Mayor John Tecklenburg’s office released a letter he wrote to state Transportation Infrastructure Bank (SIB) Chairman Vince Graham pulling a request to use $150 million from potential future sales tax money towards a port access road project. Tecklenburg and Charleston County Chairman Elliott Summey had floated the possibility of using the money to pay for several rail overpasses at new Intermodal Container Transfer Facility under construction in North Charleston as a way to free up state money for I-526, also known as the Mark Clark Expressway. The state is required to complete at least three rail bridges before the new terminal opens in three years.
That money would come from a half-cent sales tax that county voters will decide in an Election Day referendum. In the letter, Tecklenburg said Graham indicated the board would not meet before the Nov. 8 referendum. Charleston County officials had been scheduled to meet with the board on Oct. 6, but Hurricane Matthew scrapped those plans.
“Now with less than two weeks to the election, I am interpreting your response —’I don’t think so’— (to rescheduling the meeting) as a no,” Tecklenburg wrote.
“I remain fully committed to working with you, the SIB Board, and Charleston County to resolve issues… positively and thoroughly, to enable the completion of the extension of the Mark Clark, which is critical to meeting transportation demands the community faces,” the mayor wrote. “I am confident the phased approach we proposed is achievable.”
A 2012 intergovernmental agreement would have had the SIB fund $420 million of the project, while the county would shoulder the remaining cost. But county officials have argued their share is unreasonably large (estimated to be between $300-$350 million) and argue the state went back on its original pledge to fund the entire project. In February, SCDOT suspended pre-construction work on the project until Charleston County comes up with a funding solution. County officials have tried to push several new funding plans, including the possibility of using sales tax revenue should voters approve next month’s referendum.

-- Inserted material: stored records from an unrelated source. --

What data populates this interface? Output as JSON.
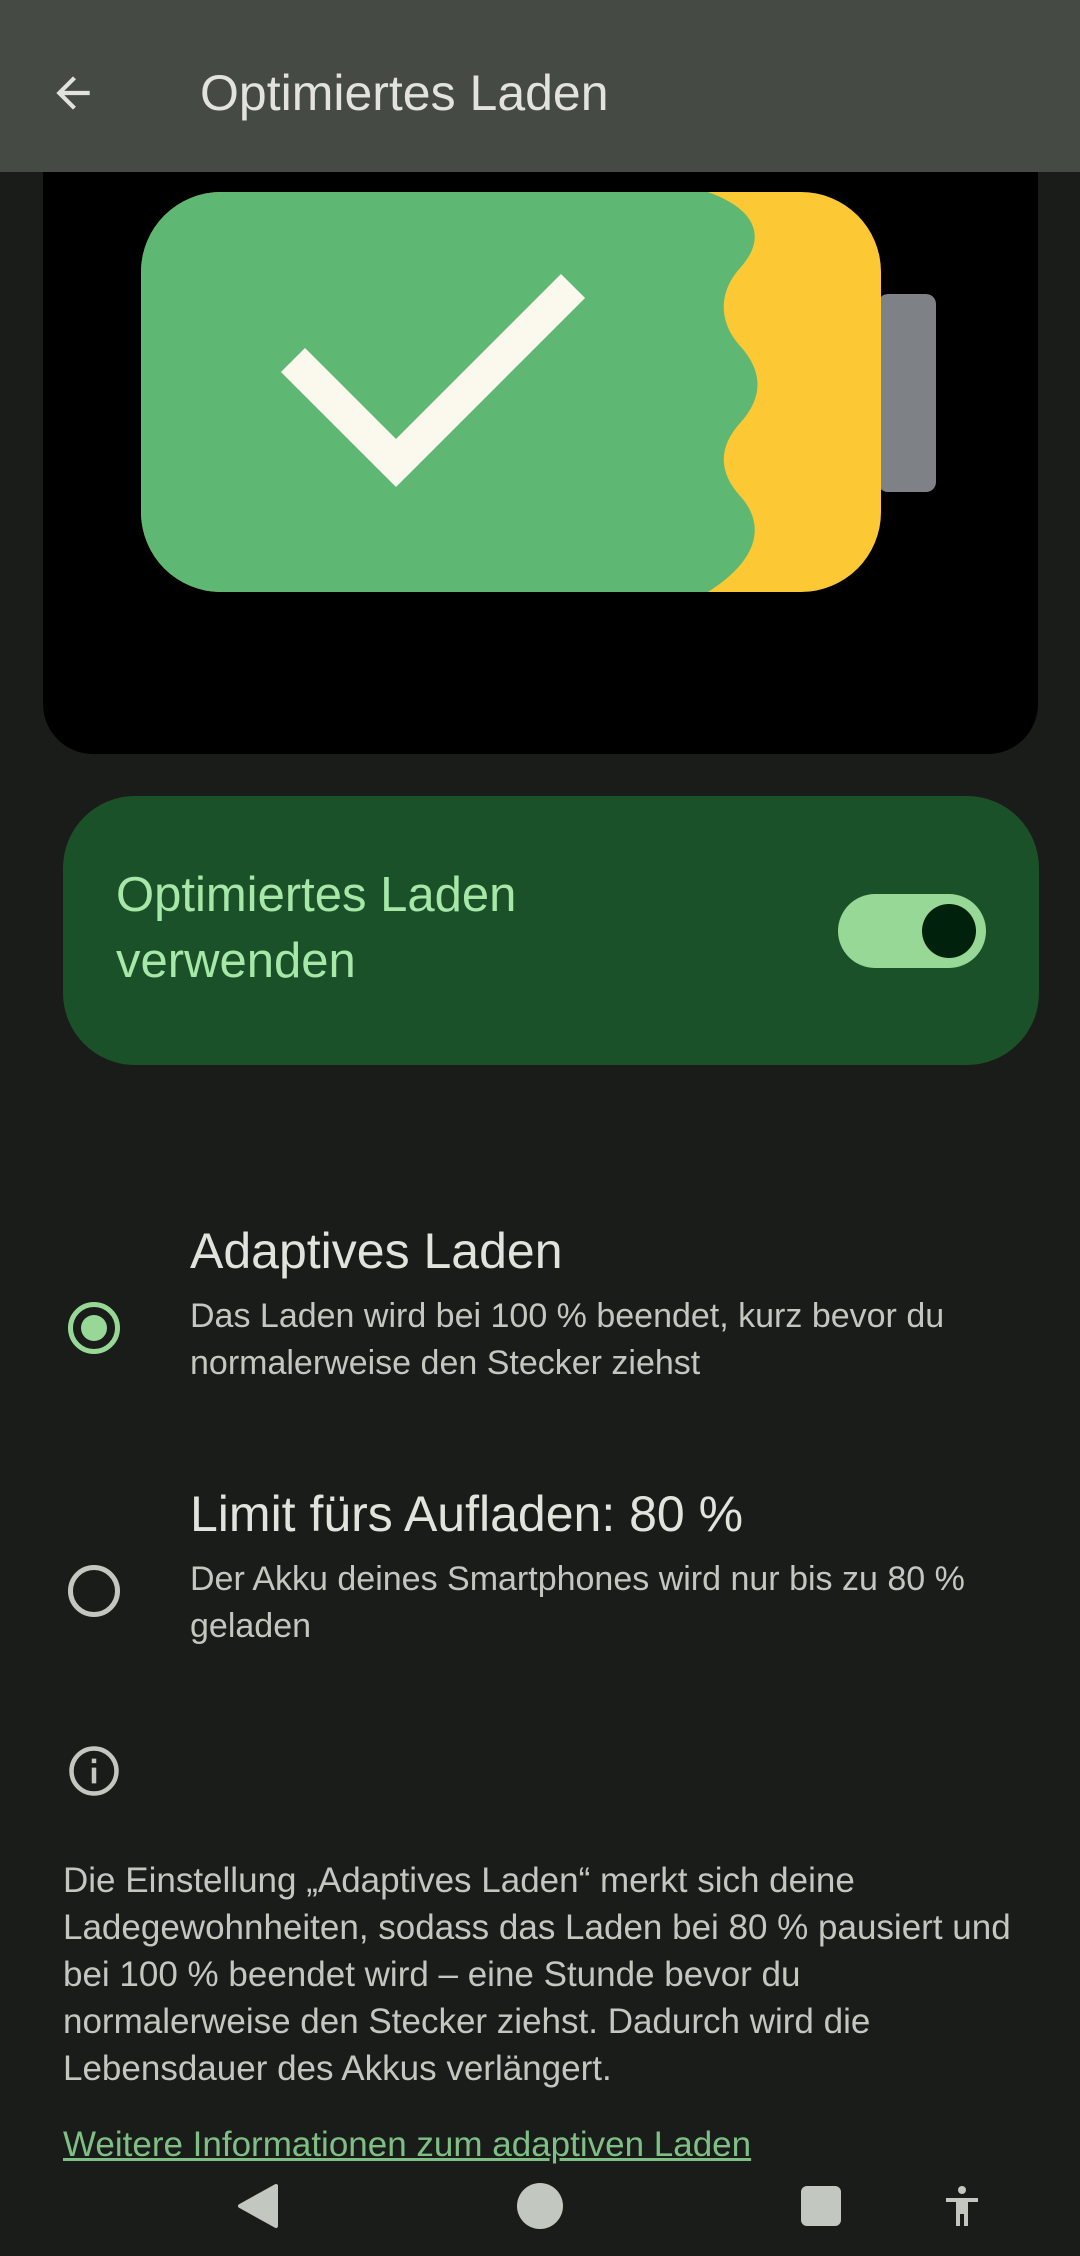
{
  "header": {
    "title": "Optimiertes Laden",
    "back_icon": "arrow-left-icon"
  },
  "illustration": {
    "icon": "battery-check-icon",
    "colors": {
      "charged": "#5eb874",
      "remaining": "#fcc934",
      "terminal": "#7e8185",
      "check": "#fbf8ee"
    }
  },
  "toggle": {
    "label": "Optimiertes Laden verwenden",
    "checked": true
  },
  "options": [
    {
      "title": "Adaptives Laden",
      "description": "Das Laden wird bei 100 % beendet, kurz bevor du normalerweise den Stecker ziehst",
      "selected": true
    },
    {
      "title": "Limit fürs Aufladen: 80 %",
      "description": "Der Akku deines Smartphones wird nur bis zu 80 % geladen",
      "selected": false
    }
  ],
  "info": {
    "icon": "info-icon",
    "text": "Die Einstellung „Adaptives Laden“ merkt sich deine Ladegewohnheiten, sodass das Laden bei 80 % pausiert und bei 100 % beendet wird – eine Stunde bevor du normalerweise den Stecker ziehst. Dadurch wird die Lebensdauer des Akkus verlängert.",
    "link": "Weitere Informationen zum adaptiven Laden"
  },
  "navbar": {
    "icons": [
      "back-triangle-icon",
      "home-circle-icon",
      "recents-square-icon",
      "accessibility-icon"
    ]
  },
  "colors": {
    "accent": "#98d897",
    "card": "#1b5129",
    "background": "#1a1c19",
    "appbar": "#454a44"
  }
}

The Charleston Post & Courier reports county officials are also pulling their request.